So to briefly summarize: not seeing iconographically is idolatry, which is unfaithfulness in its most obvious, most characteristic sense. Not seeing God in his Creation is not being faithful, not having faith, not trusting him. Pornography is simply one of the most blatant examples of not seeing iconographically specifically in regard to the human person — that is specifically in regard to the image of God. Using pornography, then, is very explicitly showing an inability to be faithful.
We often hear the question… why is the Church so bothered about sex? Well, yes — the Church does care about sexual immorality, and this is why… because it goes to the heart of what it is to be made in the image of God, to relate to God… Because what we believe and live out physically and temporarily in this area of our lives is an icon of a deeper spiritual and eternal reality. And in the light of the full, true meaning of marriage we’ve discussed, any way of seeing that takes our eye away from God is pornographic… an obscene writing that obscures rather than reveals the true iconographic nature of created reality.
How can we learn to be faithful? Is unfaithfulness a choice? a compulsion? an enticement? What was it for Eve when she reached out for that fruit in the garden of Eden? The fruit offers us something that we really want, but despite the pleasure it gives, it ultimately fails to live up to the offer — actually it just ends up making us want it more, but also making us even less able to get it. That’s the demonic nature of temptation.

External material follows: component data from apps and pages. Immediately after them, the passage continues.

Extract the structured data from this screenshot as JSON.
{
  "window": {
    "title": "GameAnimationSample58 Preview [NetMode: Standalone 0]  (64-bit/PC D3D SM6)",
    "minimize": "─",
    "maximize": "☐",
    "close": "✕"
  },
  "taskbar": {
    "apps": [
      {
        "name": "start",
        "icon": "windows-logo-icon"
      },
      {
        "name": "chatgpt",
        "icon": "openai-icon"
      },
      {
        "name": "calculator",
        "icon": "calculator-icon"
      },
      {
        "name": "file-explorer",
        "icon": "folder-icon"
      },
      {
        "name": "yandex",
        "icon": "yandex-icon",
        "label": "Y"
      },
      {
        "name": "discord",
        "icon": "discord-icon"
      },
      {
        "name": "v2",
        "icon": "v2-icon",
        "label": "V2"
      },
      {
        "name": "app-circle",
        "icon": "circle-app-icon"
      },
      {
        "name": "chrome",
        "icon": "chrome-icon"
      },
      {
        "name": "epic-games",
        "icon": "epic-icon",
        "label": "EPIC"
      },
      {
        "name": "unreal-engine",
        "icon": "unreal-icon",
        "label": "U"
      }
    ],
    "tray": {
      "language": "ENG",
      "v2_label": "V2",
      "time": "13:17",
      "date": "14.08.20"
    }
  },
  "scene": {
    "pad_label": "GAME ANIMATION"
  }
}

So we know that we are not aiming to close down these desires but to transform them — to look deeper, through the veil, to discern the spiritual reality of what we seek. But what practical steps can I take to achieve this? How can my desires be re-orientated? Next time we’ll start looking at some ways of approaching impulsive, compulsive and addictive behaviours: how to learn to be faithful in the face of that subtle, enticing temptation to miss Christ and hit on something else.